From the records below, please return each line that holds the word "emoji".

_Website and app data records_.
====
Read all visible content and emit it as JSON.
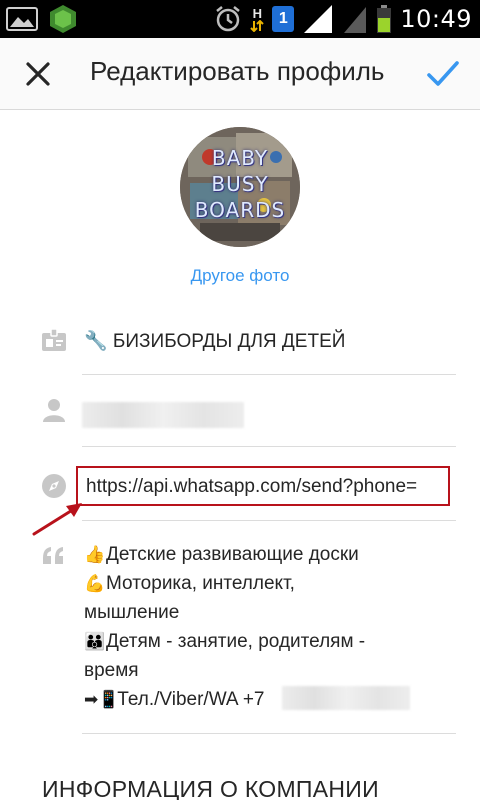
{
  "status_bar": {
    "network_type": "H",
    "sim_slot": "1",
    "time": "10:49"
  },
  "header": {
    "title": "Редактировать профиль",
    "close_icon": "close-icon",
    "confirm_icon": "checkmark-icon",
    "accent_color": "#3897f0"
  },
  "profile": {
    "avatar_text_lines": [
      "BABY",
      "BUSY",
      "BOARDS"
    ],
    "change_photo_label": "Другое фото"
  },
  "fields": {
    "name": {
      "icon": "id-card-icon",
      "value": "🔧 БИЗИБОРДЫ ДЛЯ ДЕТЕЙ"
    },
    "username": {
      "icon": "person-icon",
      "value_hidden": true
    },
    "website": {
      "icon": "compass-icon",
      "value": "https://api.whatsapp.com/send?phone=",
      "highlight_color": "#b8121b"
    },
    "bio": {
      "icon": "quote-icon",
      "lines": [
        {
          "emoji": "👍",
          "text": "Детские развивающие доски"
        },
        {
          "emoji": "💪",
          "text": "Моторика, интеллект,"
        },
        {
          "emoji": "",
          "text": "мышление"
        },
        {
          "emoji": "👪",
          "text": "Детям - занятие, родителям -"
        },
        {
          "emoji": "",
          "text": "время"
        },
        {
          "emoji": "➡📱",
          "text": "Тел./Viber/WA +7"
        }
      ]
    }
  },
  "company_section": {
    "title": "ИНФОРМАЦИЯ О КОМПАНИИ"
  }
}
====
_Task response_.
          "emoji": "👍",
          "emoji": "💪",
          "emoji": "",
          "emoji": "👪",
          "emoji": "",
          "emoji": "➡📱",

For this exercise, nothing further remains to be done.